Saturday, November 24, 2012

The Rising Stock of Visual Exegesis

Byzantine Job manuscript, c. 1200
Theological interpretation (an old concern 'round these parts) is here to stay not because it is new, but because it is normal.  One of the testimonies to its normality is the abundant evidence for the method in art history.  A hot-headed art historian might even go so far to say that theological interpretation of the Bible is primarily a visual phenomenon, in the sense that it constitutes the earliest form of Christian art, and that art is a remarkably more immediate and effective way of "spiritually" reading the Bible.  Consider, for example, Jesus appearing to Job on the right.

Herman's visual typology
This is less known than it should be, but one sees the marks of a rising academic stock worth investing in now.  An intriguing session at the Society of Biblical Literature in Chicago this year thoroughly scratched the surface of this enormous topic.  There, one contributor wisely suggested that "visual criticism" should be added to the more familiar repertoire of redaction, comparative, or canonic criticism of the Bible.  Though some scholars consider this kind of thing "Bible criticism on holiday," such scholars themselves seem to have been on holiday, failing to notice that the De Gruyter's Encyclopedia of the Bible and Its Reception includes a visual arts section (to which I've contributed), and Blackwell's "through the centuries" commentary series is incorporating visual art as well, not to mention a growing number of studies, and an Emory University postdoc to boot.  So let me throw down here:  Criticize historical criticism all you want, but if your interpretive method still unthinkingly limits itself to text, you're still beholden to the historical critical paradigm.

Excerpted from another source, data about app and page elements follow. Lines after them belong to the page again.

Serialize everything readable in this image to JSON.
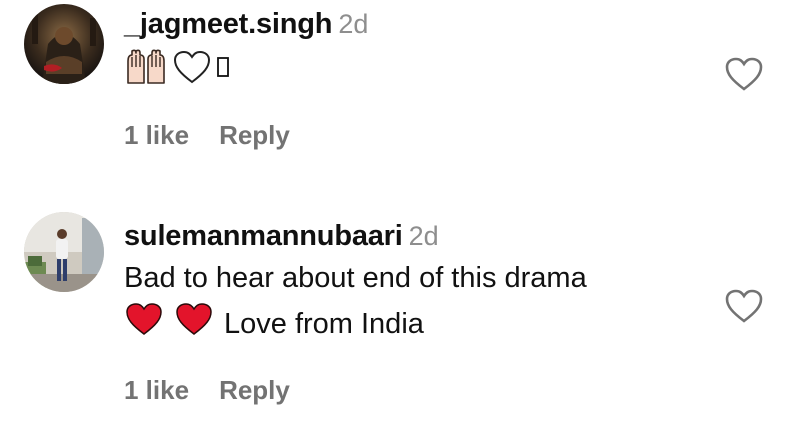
{
  "comments": [
    {
      "username": "_jagmeet.singh",
      "time": "2d",
      "text": "",
      "emoji_suffix": "",
      "likes": "1 like",
      "reply": "Reply"
    },
    {
      "username": "sulemanmannubaari",
      "time": "2d",
      "text": "Bad to hear about end of this drama",
      "emoji_suffix": "Love from India",
      "likes": "1 like",
      "reply": "Reply"
    }
  ],
  "colors": {
    "muted": "#8e8e8e",
    "action": "#737373",
    "heart_red": "#e3142b"
  }
}
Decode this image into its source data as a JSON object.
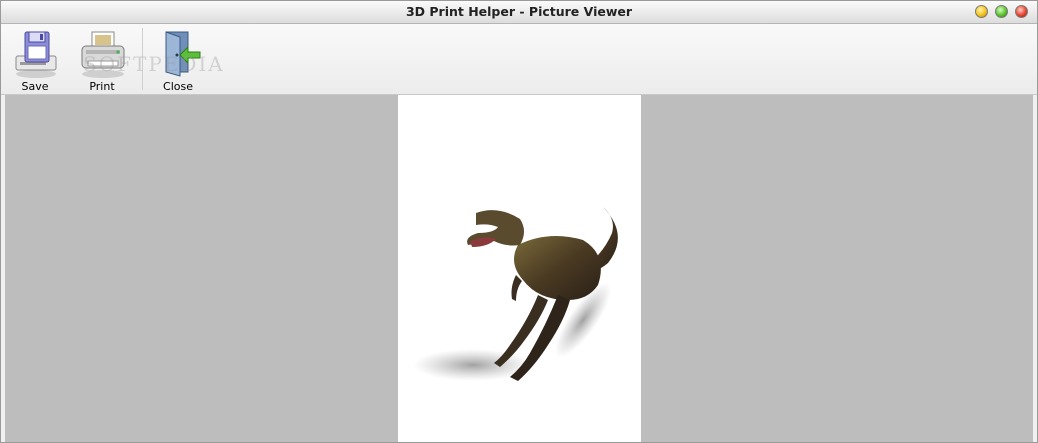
{
  "window": {
    "title": "3D Print Helper - Picture Viewer"
  },
  "toolbar": {
    "save_label": "Save",
    "print_label": "Print",
    "close_label": "Close"
  },
  "watermark": "SOFTPEDIA",
  "icons": {
    "save": "floppy-disk-icon",
    "print": "printer-icon",
    "close": "exit-door-icon"
  },
  "colors": {
    "viewer_background": "#bdbdbd",
    "page_background": "#ffffff"
  },
  "image": {
    "subject": "dinosaur-render"
  }
}
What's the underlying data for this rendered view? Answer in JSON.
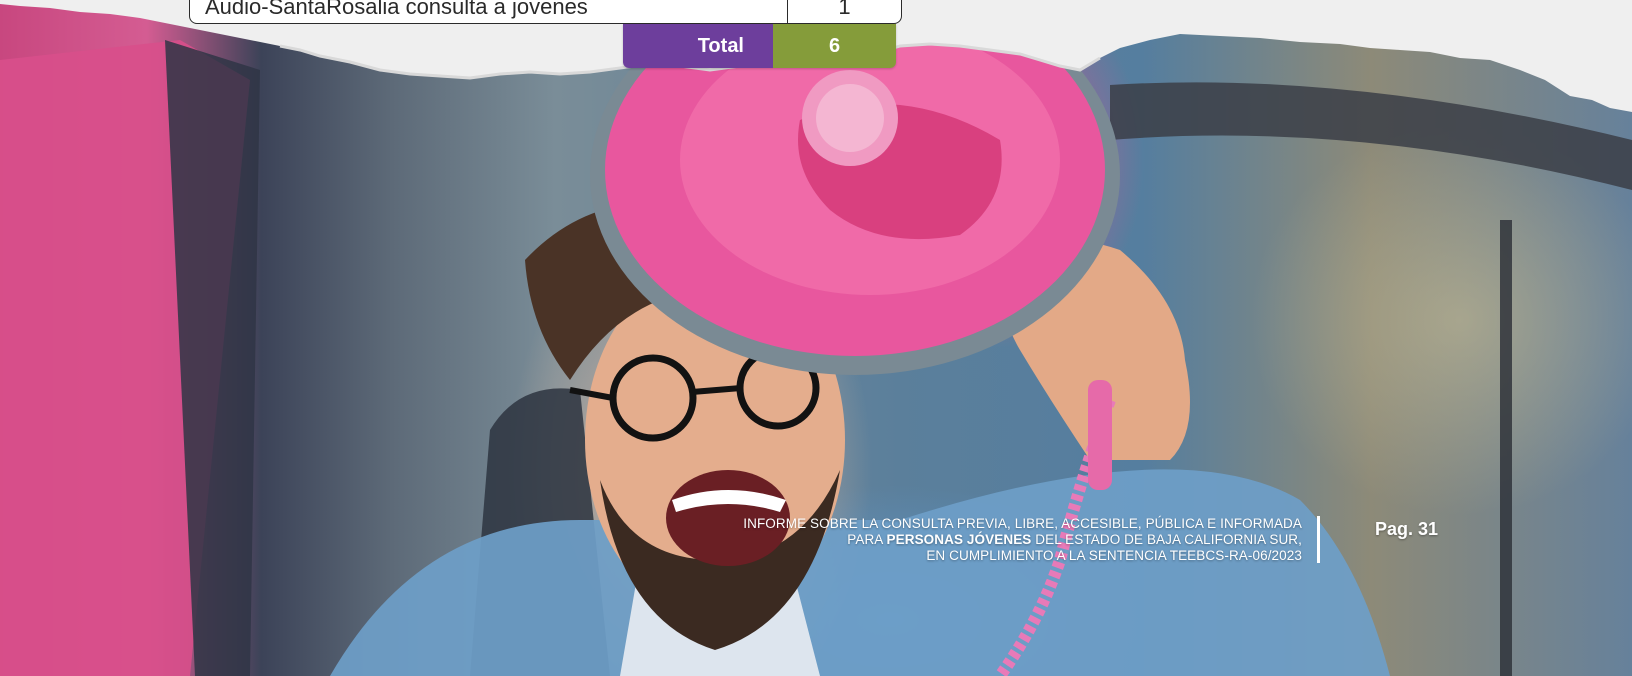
{
  "table": {
    "last_row": {
      "source": "Audio-SantaRosalia consulta a jovenes",
      "count": "1"
    },
    "total": {
      "label": "Total",
      "value": "6"
    }
  },
  "footer": {
    "line1": "INFORME SOBRE LA CONSULTA PREVIA, LIBRE, ACCESIBLE, PÚBLICA E INFORMADA",
    "line2_prefix": "PARA ",
    "line2_bold": "PERSONAS JÓVENES",
    "line2_suffix": " DEL ESTADO DE BAJA CALIFORNIA SUR,",
    "line3": "EN CUMPLIMIENTO A LA SENTENCIA TEEBCS-RA-06/2023"
  },
  "page": {
    "label": "Pag. 31"
  },
  "colors": {
    "total_label_bg": "#6d3e9c",
    "total_value_bg": "#859c3a",
    "paper": "#efefef",
    "megaphone_pink": "#e35a9f"
  },
  "background_photo": {
    "icon": "photo-young-man-with-megaphone-in-car"
  }
}
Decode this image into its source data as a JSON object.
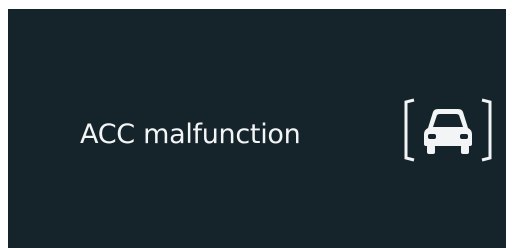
{
  "alert": {
    "message": "ACC malfunction",
    "icon": "adaptive-cruise-control-car-icon"
  },
  "colors": {
    "panel_background": "#14242a",
    "text": "#f2f4f5",
    "page_background": "#ffffff"
  }
}
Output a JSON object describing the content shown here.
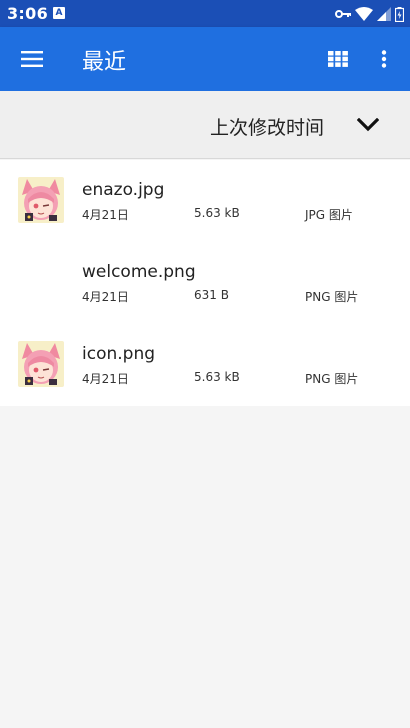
{
  "status_bar": {
    "time": "3:06",
    "notification_badge": "A"
  },
  "app_bar": {
    "title": "最近",
    "menu_icon": "hamburger-menu-icon",
    "grid_icon": "grid-view-icon",
    "more_icon": "more-vert-icon"
  },
  "sort": {
    "label": "上次修改时间",
    "toggle_icon": "chevron-down-icon"
  },
  "files": [
    {
      "name": "enazo.jpg",
      "date": "4月21日",
      "size": "5.63 kB",
      "type": "JPG 图片",
      "thumbnail": "anime-girl-thumbnail"
    },
    {
      "name": "welcome.png",
      "date": "4月21日",
      "size": "631 B",
      "type": "PNG 图片",
      "thumbnail": ""
    },
    {
      "name": "icon.png",
      "date": "4月21日",
      "size": "5.63 kB",
      "type": "PNG 图片",
      "thumbnail": "anime-girl-thumbnail"
    }
  ],
  "colors": {
    "status_bar": "#1b4fb6",
    "app_bar": "#1f6fe0",
    "background": "#f5f5f5",
    "list_background": "#ffffff"
  }
}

There is little discussion of visual exegesis in evangelical circles, despite the exciting talk surrounding theological interpretation (so well introduced by Dan Treier).  However, one could suggest that the phenomenon first happened visually in the evangelical arena as well, as evidenced by Bruce Herman's typological paintings made in collaboration with the Old Testament scholar Gordon Hugenberger, on offer long before theological interpretation caught on more widely.

All this is by way of bringing up the current issue of Comment, edited by Peter Leithart (who has written in this area himself).  Therein your humble scribe has penned an introductory article to the phenomenon of visual exegesis, concluding with a meditation on what is probably the most interesting Byzantine fresco I've ever seen.  To poke fun at the Anchor Bible commentary series (that bastion of historical criticism), the article is entitled "Anchors Aweigh!  The Neglected Art of Theological Interpretation."  If that's not enough of a motivation to purchase the issue, consider the lineup of contributors, including Marilynne Robinson, my colleague Lynn Cohick, Matthew Lee Anderson, Dan Siedell, Mako Fujimura, and other worthies.  It's more like a book than a magazine actually, and definitely worth ordering (but I'm biased).

update: I've put up the full article at